Dataset extract:

[Start of section]

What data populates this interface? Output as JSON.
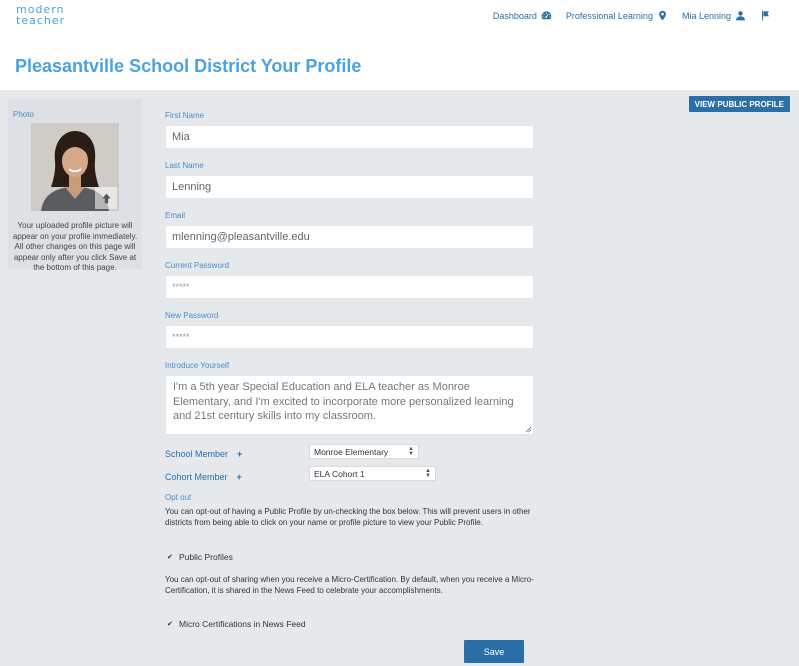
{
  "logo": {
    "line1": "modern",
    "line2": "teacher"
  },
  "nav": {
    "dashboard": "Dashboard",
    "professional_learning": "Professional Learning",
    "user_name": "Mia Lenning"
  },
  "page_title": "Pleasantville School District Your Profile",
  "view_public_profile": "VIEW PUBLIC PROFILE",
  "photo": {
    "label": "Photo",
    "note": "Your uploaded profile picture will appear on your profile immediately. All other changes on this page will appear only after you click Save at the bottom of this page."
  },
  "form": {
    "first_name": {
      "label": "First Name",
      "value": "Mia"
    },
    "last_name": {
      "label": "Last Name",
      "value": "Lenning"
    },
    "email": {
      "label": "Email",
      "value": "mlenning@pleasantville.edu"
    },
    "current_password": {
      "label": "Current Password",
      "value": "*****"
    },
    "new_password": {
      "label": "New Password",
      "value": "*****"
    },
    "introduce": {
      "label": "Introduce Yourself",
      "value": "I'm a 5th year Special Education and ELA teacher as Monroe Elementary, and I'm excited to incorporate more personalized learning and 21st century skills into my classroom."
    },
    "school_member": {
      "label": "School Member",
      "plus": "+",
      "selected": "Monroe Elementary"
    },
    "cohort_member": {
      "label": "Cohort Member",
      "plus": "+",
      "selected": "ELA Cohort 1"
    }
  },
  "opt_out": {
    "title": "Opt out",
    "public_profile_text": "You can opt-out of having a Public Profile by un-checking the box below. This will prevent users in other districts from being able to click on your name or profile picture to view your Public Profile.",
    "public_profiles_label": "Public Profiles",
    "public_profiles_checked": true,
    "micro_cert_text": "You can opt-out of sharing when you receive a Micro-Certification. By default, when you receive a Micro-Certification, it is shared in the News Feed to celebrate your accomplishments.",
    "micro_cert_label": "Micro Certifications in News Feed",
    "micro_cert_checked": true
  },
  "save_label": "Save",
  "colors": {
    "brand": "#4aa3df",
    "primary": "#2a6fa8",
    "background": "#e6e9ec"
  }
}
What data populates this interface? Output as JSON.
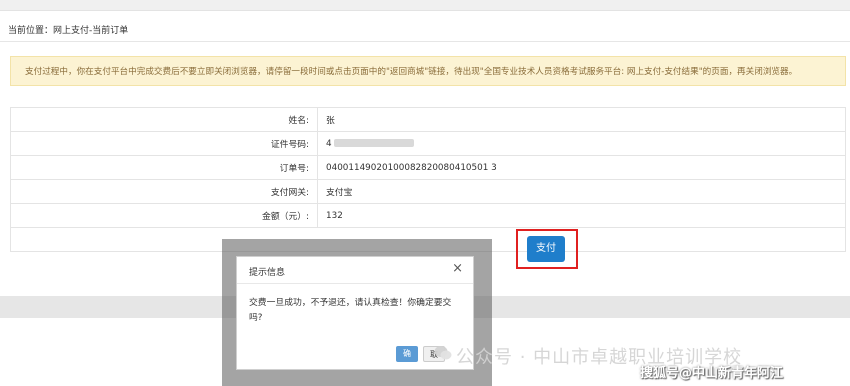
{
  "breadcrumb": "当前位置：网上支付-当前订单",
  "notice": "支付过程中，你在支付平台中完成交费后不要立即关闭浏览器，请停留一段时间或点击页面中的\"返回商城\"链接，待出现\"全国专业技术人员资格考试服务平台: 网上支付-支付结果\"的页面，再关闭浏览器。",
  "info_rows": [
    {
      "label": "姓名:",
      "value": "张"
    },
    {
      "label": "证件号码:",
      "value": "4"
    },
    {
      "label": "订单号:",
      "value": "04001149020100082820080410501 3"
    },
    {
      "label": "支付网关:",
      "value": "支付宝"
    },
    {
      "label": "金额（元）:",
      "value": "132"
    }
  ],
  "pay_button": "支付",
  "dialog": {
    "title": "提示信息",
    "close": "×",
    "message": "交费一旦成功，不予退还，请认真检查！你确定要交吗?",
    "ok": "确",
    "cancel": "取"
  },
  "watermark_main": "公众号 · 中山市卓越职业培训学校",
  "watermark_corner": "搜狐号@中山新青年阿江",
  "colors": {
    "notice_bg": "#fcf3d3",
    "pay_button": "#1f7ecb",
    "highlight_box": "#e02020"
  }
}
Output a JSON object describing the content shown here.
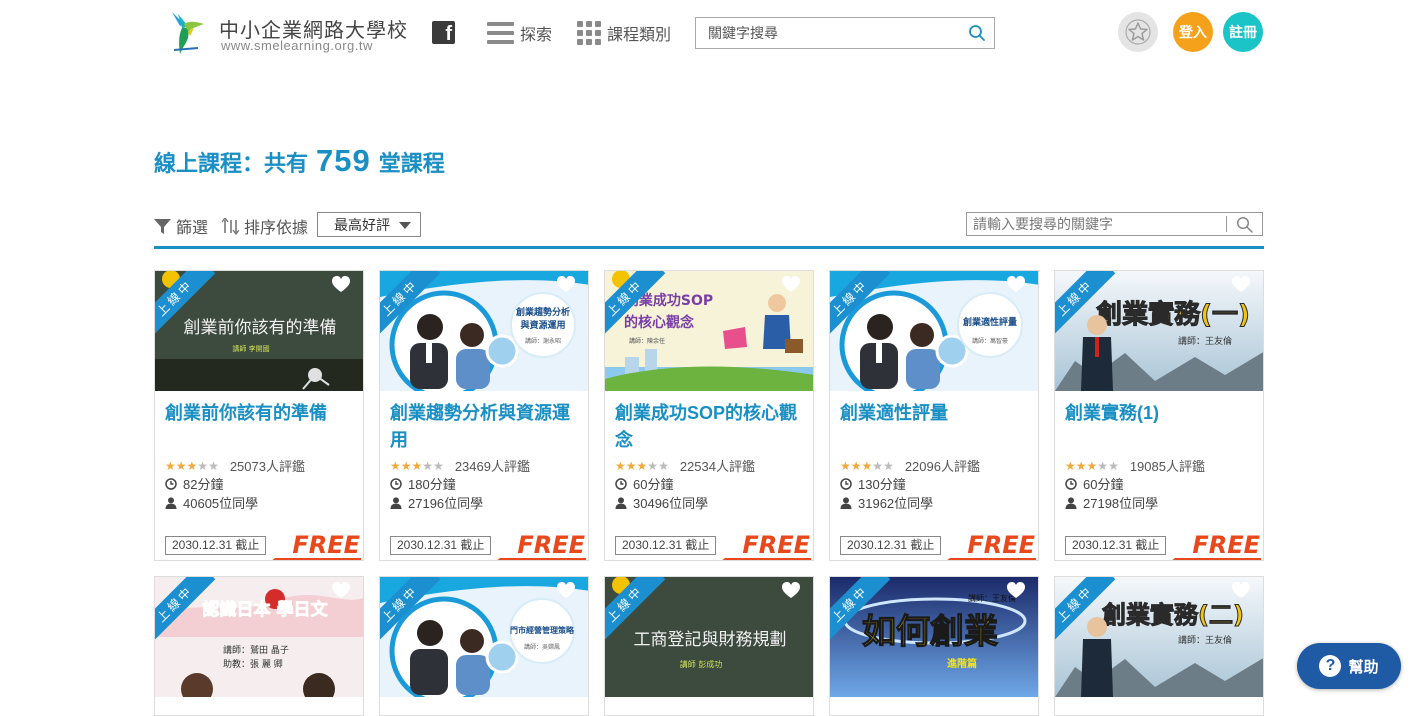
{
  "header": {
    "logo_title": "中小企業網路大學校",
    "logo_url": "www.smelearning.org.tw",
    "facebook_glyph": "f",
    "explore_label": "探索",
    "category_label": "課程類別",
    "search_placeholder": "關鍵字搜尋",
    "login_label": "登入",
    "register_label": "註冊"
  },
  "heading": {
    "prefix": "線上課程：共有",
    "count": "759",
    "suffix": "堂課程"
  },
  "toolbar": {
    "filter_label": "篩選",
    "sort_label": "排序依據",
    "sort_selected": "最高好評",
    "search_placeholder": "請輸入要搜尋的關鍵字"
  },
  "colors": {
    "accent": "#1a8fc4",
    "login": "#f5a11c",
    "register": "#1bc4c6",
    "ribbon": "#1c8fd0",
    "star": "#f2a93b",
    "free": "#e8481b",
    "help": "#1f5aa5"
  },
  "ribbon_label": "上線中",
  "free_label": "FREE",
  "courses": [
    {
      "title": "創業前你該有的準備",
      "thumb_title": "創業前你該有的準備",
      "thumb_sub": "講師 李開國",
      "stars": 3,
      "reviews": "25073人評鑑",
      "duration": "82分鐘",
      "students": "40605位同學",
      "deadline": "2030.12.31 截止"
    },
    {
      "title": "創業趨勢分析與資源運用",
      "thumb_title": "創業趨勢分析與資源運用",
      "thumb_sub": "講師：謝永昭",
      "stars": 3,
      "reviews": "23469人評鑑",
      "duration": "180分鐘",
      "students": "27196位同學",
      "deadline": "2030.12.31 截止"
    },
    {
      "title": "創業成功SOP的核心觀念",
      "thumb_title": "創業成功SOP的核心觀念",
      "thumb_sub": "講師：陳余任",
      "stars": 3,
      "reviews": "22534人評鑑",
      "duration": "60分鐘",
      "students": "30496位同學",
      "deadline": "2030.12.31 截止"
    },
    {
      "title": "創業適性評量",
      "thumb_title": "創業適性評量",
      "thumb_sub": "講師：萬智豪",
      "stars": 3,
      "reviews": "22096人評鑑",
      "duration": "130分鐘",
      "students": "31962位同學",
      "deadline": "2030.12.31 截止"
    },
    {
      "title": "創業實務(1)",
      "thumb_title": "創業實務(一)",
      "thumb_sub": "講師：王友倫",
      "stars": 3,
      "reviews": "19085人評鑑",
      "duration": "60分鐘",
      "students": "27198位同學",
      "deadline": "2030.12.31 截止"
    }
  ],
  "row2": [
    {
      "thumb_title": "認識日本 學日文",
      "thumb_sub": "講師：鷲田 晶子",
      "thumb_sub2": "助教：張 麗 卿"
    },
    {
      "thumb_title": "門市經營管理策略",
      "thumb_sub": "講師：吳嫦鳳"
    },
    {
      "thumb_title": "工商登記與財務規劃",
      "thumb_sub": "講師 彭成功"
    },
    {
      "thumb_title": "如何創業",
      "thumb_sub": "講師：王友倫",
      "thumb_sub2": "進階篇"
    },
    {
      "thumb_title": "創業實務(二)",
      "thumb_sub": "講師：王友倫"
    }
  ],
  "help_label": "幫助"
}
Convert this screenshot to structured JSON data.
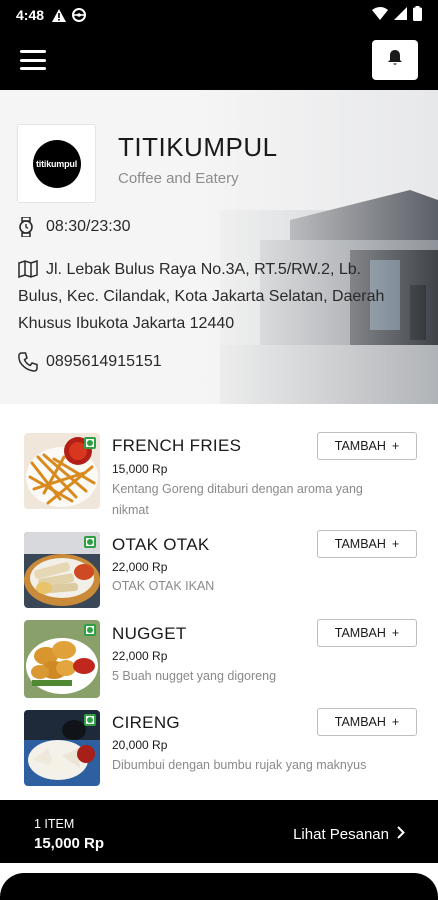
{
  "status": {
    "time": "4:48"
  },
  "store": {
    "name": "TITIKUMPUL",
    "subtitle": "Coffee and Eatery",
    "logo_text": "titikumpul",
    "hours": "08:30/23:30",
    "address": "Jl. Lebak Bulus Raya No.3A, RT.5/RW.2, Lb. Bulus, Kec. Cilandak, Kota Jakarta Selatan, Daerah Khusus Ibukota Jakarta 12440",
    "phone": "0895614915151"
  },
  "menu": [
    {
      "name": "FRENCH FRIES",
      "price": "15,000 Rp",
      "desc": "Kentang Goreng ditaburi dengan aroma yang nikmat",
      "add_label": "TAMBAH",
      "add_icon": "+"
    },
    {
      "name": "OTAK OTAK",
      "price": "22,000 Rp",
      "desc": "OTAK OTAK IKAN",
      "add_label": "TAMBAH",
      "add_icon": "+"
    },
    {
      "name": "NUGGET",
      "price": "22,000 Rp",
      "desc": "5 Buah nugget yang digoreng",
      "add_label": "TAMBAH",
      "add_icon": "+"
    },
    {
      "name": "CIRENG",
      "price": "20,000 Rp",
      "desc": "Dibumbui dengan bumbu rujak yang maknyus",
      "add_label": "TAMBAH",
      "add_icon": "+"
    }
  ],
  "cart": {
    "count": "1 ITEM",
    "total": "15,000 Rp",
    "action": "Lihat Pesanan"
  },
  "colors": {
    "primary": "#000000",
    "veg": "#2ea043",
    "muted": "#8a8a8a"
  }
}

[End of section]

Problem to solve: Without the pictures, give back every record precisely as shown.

Answer for this exercise:
What data populates this interface? Output as JSON.
{
  "logo": {
    "line1": "modern",
    "line2": "teacher"
  },
  "nav": {
    "dashboard": "Dashboard",
    "professional_learning": "Professional Learning",
    "user_name": "Mia Lenning"
  },
  "page_title": "Pleasantville School District Your Profile",
  "view_public_profile": "VIEW PUBLIC PROFILE",
  "photo": {
    "label": "Photo",
    "note": "Your uploaded profile picture will appear on your profile immediately. All other changes on this page will appear only after you click Save at the bottom of this page."
  },
  "form": {
    "first_name": {
      "label": "First Name",
      "value": "Mia"
    },
    "last_name": {
      "label": "Last Name",
      "value": "Lenning"
    },
    "email": {
      "label": "Email",
      "value": "mlenning@pleasantville.edu"
    },
    "current_password": {
      "label": "Current Password",
      "value": "*****"
    },
    "new_password": {
      "label": "New Password",
      "value": "*****"
    },
    "introduce": {
      "label": "Introduce Yourself",
      "value": "I'm a 5th year Special Education and ELA teacher as Monroe Elementary, and I'm excited to incorporate more personalized learning and 21st century skills into my classroom."
    },
    "school_member": {
      "label": "School Member",
      "plus": "+",
      "selected": "Monroe Elementary"
    },
    "cohort_member": {
      "label": "Cohort Member",
      "plus": "+",
      "selected": "ELA Cohort 1"
    }
  },
  "opt_out": {
    "title": "Opt out",
    "public_profile_text": "You can opt-out of having a Public Profile by un-checking the box below. This will prevent users in other districts from being able to click on your name or profile picture to view your Public Profile.",
    "public_profiles_label": "Public Profiles",
    "public_profiles_checked": true,
    "micro_cert_text": "You can opt-out of sharing when you receive a Micro-Certification. By default, when you receive a Micro-Certification, it is shared in the News Feed to celebrate your accomplishments.",
    "micro_cert_label": "Micro Certifications in News Feed",
    "micro_cert_checked": true
  },
  "save_label": "Save",
  "colors": {
    "brand": "#4aa3df",
    "primary": "#2a6fa8",
    "background": "#e6e9ec"
  }
}
What data populates this interface? Output as JSON.
{
  "breadcrumb": "当前位置：网上支付-当前订单",
  "notice": "支付过程中，你在支付平台中完成交费后不要立即关闭浏览器，请停留一段时间或点击页面中的\"返回商城\"链接，待出现\"全国专业技术人员资格考试服务平台: 网上支付-支付结果\"的页面，再关闭浏览器。",
  "info_rows": [
    {
      "label": "姓名:",
      "value": "张"
    },
    {
      "label": "证件号码:",
      "value": "4"
    },
    {
      "label": "订单号:",
      "value": "04001149020100082820080410501 3"
    },
    {
      "label": "支付网关:",
      "value": "支付宝"
    },
    {
      "label": "金额（元）:",
      "value": "132"
    }
  ],
  "pay_button": "支付",
  "dialog": {
    "title": "提示信息",
    "close": "×",
    "message": "交费一旦成功，不予退还，请认真检查！你确定要交吗?",
    "ok": "确",
    "cancel": "取"
  },
  "watermark_main": "公众号 · 中山市卓越职业培训学校",
  "watermark_corner": "搜狐号@中山新青年阿江",
  "colors": {
    "notice_bg": "#fcf3d3",
    "pay_button": "#1f7ecb",
    "highlight_box": "#e02020"
  }
}
Output a JSON object describing the content shown here.
{
  "header": {
    "logo_title": "中小企業網路大學校",
    "logo_url": "www.smelearning.org.tw",
    "facebook_glyph": "f",
    "explore_label": "探索",
    "category_label": "課程類別",
    "search_placeholder": "關鍵字搜尋",
    "login_label": "登入",
    "register_label": "註冊"
  },
  "heading": {
    "prefix": "線上課程：共有",
    "count": "759",
    "suffix": "堂課程"
  },
  "toolbar": {
    "filter_label": "篩選",
    "sort_label": "排序依據",
    "sort_selected": "最高好評",
    "search_placeholder": "請輸入要搜尋的關鍵字"
  },
  "colors": {
    "accent": "#1a8fc4",
    "login": "#f5a11c",
    "register": "#1bc4c6",
    "ribbon": "#1c8fd0",
    "star": "#f2a93b",
    "free": "#e8481b",
    "help": "#1f5aa5"
  },
  "ribbon_label": "上線中",
  "free_label": "FREE",
  "courses": [
    {
      "title": "創業前你該有的準備",
      "thumb_title": "創業前你該有的準備",
      "thumb_sub": "講師 李開國",
      "stars": 3,
      "reviews": "25073人評鑑",
      "duration": "82分鐘",
      "students": "40605位同學",
      "deadline": "2030.12.31 截止"
    },
    {
      "title": "創業趨勢分析與資源運用",
      "thumb_title": "創業趨勢分析與資源運用",
      "thumb_sub": "講師：謝永昭",
      "stars": 3,
      "reviews": "23469人評鑑",
      "duration": "180分鐘",
      "students": "27196位同學",
      "deadline": "2030.12.31 截止"
    },
    {
      "title": "創業成功SOP的核心觀念",
      "thumb_title": "創業成功SOP的核心觀念",
      "thumb_sub": "講師：陳余任",
      "stars": 3,
      "reviews": "22534人評鑑",
      "duration": "60分鐘",
      "students": "30496位同學",
      "deadline": "2030.12.31 截止"
    },
    {
      "title": "創業適性評量",
      "thumb_title": "創業適性評量",
      "thumb_sub": "講師：萬智豪",
      "stars": 3,
      "reviews": "22096人評鑑",
      "duration": "130分鐘",
      "students": "31962位同學",
      "deadline": "2030.12.31 截止"
    },
    {
      "title": "創業實務(1)",
      "thumb_title": "創業實務(一)",
      "thumb_sub": "講師：王友倫",
      "stars": 3,
      "reviews": "19085人評鑑",
      "duration": "60分鐘",
      "students": "27198位同學",
      "deadline": "2030.12.31 截止"
    }
  ],
  "row2": [
    {
      "thumb_title": "認識日本 學日文",
      "thumb_sub": "講師：鷲田 晶子",
      "thumb_sub2": "助教：張 麗 卿"
    },
    {
      "thumb_title": "門市經營管理策略",
      "thumb_sub": "講師：吳嫦鳳"
    },
    {
      "thumb_title": "工商登記與財務規劃",
      "thumb_sub": "講師 彭成功"
    },
    {
      "thumb_title": "如何創業",
      "thumb_sub": "講師：王友倫",
      "thumb_sub2": "進階篇"
    },
    {
      "thumb_title": "創業實務(二)",
      "thumb_sub": "講師：王友倫"
    }
  ],
  "help_label": "幫助"
}
Convert this screenshot to structured JSON data.
{
  "status": {
    "time": "4:48"
  },
  "store": {
    "name": "TITIKUMPUL",
    "subtitle": "Coffee and Eatery",
    "logo_text": "titikumpul",
    "hours": "08:30/23:30",
    "address": "Jl. Lebak Bulus Raya No.3A, RT.5/RW.2, Lb. Bulus, Kec. Cilandak, Kota Jakarta Selatan, Daerah Khusus Ibukota Jakarta 12440",
    "phone": "0895614915151"
  },
  "menu": [
    {
      "name": "FRENCH FRIES",
      "price": "15,000 Rp",
      "desc": "Kentang Goreng ditaburi dengan aroma yang nikmat",
      "add_label": "TAMBAH",
      "add_icon": "+"
    },
    {
      "name": "OTAK OTAK",
      "price": "22,000 Rp",
      "desc": "OTAK OTAK IKAN",
      "add_label": "TAMBAH",
      "add_icon": "+"
    },
    {
      "name": "NUGGET",
      "price": "22,000 Rp",
      "desc": "5 Buah nugget yang digoreng",
      "add_label": "TAMBAH",
      "add_icon": "+"
    },
    {
      "name": "CIRENG",
      "price": "20,000 Rp",
      "desc": "Dibumbui dengan bumbu rujak yang maknyus",
      "add_label": "TAMBAH",
      "add_icon": "+"
    }
  ],
  "cart": {
    "count": "1 ITEM",
    "total": "15,000 Rp",
    "action": "Lihat Pesanan"
  },
  "colors": {
    "primary": "#000000",
    "veg": "#2ea043",
    "muted": "#8a8a8a"
  }
}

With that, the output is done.